The National Gang Crime Research Center (NGCRC) surveyed 4,000 gang members in a 1996 study which concluded that only 25 percent of them join gangs to make money. NGCRC director at the time, Greg Knox, and longtime juvenile probation officer, Tom Schneiderl, agree that for most young gang members, the central appeal is having protection from a group of peers who validate your life choices. Knox goes as far as to deduce from his research that “the deeper a kid’s involvement in a gang, the more dysfunctional his/her family life.” Perry validating Brandon’s ambition, the on-demand protection he could call on from Reg and the ability to escape his impoverished standing in life are primary reasons for Brandon reconciling his gang involvement with the content of his character.

In this episode, Ronnie is the long-term effect of a broken home, Brandon is the initial acknowledgement of those effects and Jake is the beginning of those effects. Perry tells Reg that “Jake needs to be insulated from the trappings of the block” by taking him from the trap house to working in Perry’s legitimate pizza business. That way they can prevent Jake from having a criminal record that would draw police attention when he gets older, and presumably, more active in the gang. Jake’s father has not been in the picture the entire series and we learned earlier this season that his mother is a recovering drug addict who Jake has never met. So, when Perry decides Jake’s future for him with his brother Reg, he’s doing so with the only parental figure in Jake’s life.

This is why Jake goes back to selling drugs outside of school even after his friend Kevin got suspended, or why he lived in Chicago his entire life but had no idea about Lake Michigan. Who he is, is the nature he has been given, just like the scorpion that bludgeons the frog helping it cross the water.

Continue Reading
Mark Makela

Bill Cosby Receives Backlash For "America's Dad" Father's Day Post

Bill Cosby caused quite the frenzy on social media this past Father's Day (June 16). Although the comedian and actor is currently sitting behind bars, he managed to make a number of people upset with his latest Twitter message.

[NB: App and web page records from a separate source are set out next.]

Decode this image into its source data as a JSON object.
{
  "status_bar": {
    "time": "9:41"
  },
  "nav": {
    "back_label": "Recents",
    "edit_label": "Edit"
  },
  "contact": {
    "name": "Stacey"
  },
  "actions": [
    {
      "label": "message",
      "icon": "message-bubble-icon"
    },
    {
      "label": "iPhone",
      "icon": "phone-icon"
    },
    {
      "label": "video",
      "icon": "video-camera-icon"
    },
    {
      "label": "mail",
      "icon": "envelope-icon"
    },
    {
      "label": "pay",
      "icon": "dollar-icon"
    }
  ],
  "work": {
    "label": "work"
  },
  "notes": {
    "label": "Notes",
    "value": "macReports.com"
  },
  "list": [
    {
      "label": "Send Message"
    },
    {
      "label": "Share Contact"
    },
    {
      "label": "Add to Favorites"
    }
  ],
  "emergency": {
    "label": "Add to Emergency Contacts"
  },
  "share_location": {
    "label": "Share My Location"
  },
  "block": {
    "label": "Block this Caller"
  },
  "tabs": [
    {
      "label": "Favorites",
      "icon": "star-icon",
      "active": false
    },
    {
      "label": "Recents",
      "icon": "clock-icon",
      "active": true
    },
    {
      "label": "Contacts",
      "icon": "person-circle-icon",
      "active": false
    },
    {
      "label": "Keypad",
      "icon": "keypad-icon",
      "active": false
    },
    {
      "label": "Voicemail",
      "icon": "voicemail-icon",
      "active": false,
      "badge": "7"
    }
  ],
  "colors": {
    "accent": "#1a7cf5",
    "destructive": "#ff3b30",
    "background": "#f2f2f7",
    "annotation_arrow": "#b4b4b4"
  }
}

"Hey, Hey, Hey…It’s America’s Dad," he tweeted. "I know it’s late, but to all of the Dads… It’s an honor to be called a Father, so let’s make today a renewed oath to fulfilling our purpose —strengthening our families and communities. #HappyFathersDay #RenewedOathToOurFamily"

Many Twitter users took issue with Cosby labeling himself, "America's Dad." While he has previously been considered as such due to his pivotal role on The Cosby Show, many felt it was inappropriate due to the countless accusations of rape and sexual assault made by more than 60 women throughout his career. Furthermore, Cosby is currently serving a three to 10-year prison sentence for three counts of aggravated indecent assault.

So, between Cosby's Father's Day post and O.J. Simpson's newly-launched account, it's turning out to be a weird month for Twitter. Check out Cosby's full message and the reactions below.

Hey, Hey, Hey...It’s America’s Dad...I know it’s late, but to all of the Dads... It’s an honor to be called a Father, so let’s make today a renewed oath to fulfilling our purpose —strengthening our families and communities.#HappyFathersDay#RenewedOathToOurFamily pic.twitter.com/6EGrF87t6G

— Bill Cosby (@BillCosby) June 17, 2019

Bill Cosby, disgraced father and husband, still in denial that he got busted. Maybe he and OJ could get a shared account.

— Fif de Florence (@DrFifiRx) June 17, 2019

https://twitter.com/kevonareed/status/1140607803855384576

https://twitter.com/wannahiketheat/status/1140607451722596354

pic.twitter.com/DJD397emHl

— Michael Peters (@peteydallas) June 17, 2019

pic.twitter.com/PWkqBiMZ9p

— Posa (@justposa) June 17, 2019

Continue Reading

Top Stories